I'm having such a hard time deciding which story to share from my recent trip to Africa because so many amazing things happened. I suppose I will stick with our second day in Swaziland ... for now!
We had the privilege of visiting a hospital with my friend, Kay, and a small group of Swazi ladies. We started our visit with a stop at the nurses station in the tuberculosis (TB) wing. A friend of mine sent TB masks with us and these nurses were thrilled with the gift. They are often coughed on with no protection by patients who have full-blown tuberculosis.
One nurse was especially glad to take us around the hospital after that. While we were visiting the children's wing, she took us to a room with five rickety beds that each held a small child. She explained that these children were recovered enough to go home, but they could not be discharged because their families were unable to pay the hospital bill.
I found that horrifying. I gestured to the little girl on the bed nearest to us, and asked why she was there. She had come in due to malnutrition five days earlier. She was sound asleep and her very young, very worried mother sat nearby watching us.

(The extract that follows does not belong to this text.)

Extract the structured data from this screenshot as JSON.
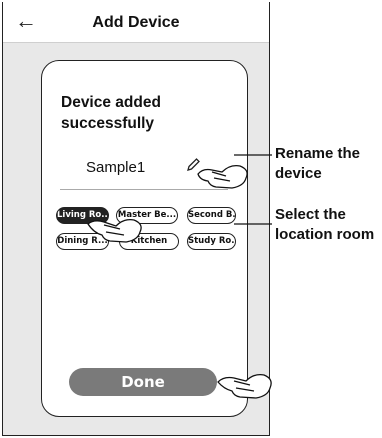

"What would her bill even be?" I asked innocently, sort of wondering out loud. As the nurse informed me that she'd be happy to check and scurried off, I turned to my friend with eyes probably as big as saucers and asked, "Did I just offer to pay her bill?" Gulp.
As I silently prayed and recalled that I only had the equivalent of about $60 (U.S. money) with me, the nurse slid in and handed me the bill. It was 430 Rand. We didn't know whether to laugh or cry, because that's the equivalent of about $70 in U.S. currency.
Of course, I'd pay the bill (thanks to my friend kicking in the difference). I was ushered into the main office where the paperwork was filled out and the bill was paid.
Afterwards, I stepped out into the hallway and the young mother of the little girl was standing there. We hugged each other and cried. And then she said something in siSwati that one of the ladies had to translate for me: "Now I know there really is a God and I need to put my trust in Him." Oh, what a glorious moment as she prayed and joined the family of God right then and there.
After I was able to process this later, it occurred to me what a beautiful symbol this whole incident was of Jesus' love. This young mother, literally imprisoned by hospital walls, had no way to pay her debt, and yet it was completely wiped out. Stamped "Paid In Full" as a matter of fact.
Isn't that exactly what Jesus has done for us? He cancels the debt of our sin because He paid it in full for us on the cross. If only we are willing to accept that.
It was an incredible privilege to be used by God to literally be His hands and feet on that day. That wasn't really "my" money anyway. For whatever reason, God chooses to use imperfect humans who are available and willing. "The harvest is plentiful, but the workers are few. Ask the Lord of the harvest, therefore, to send out workers into His harvest field. Go!" (Luke 10:2-3a).
• Lisa Jisa and her family have been residents of Ahwatukee Foothills since 2000. She can be reached at firstname.lastname@example.org.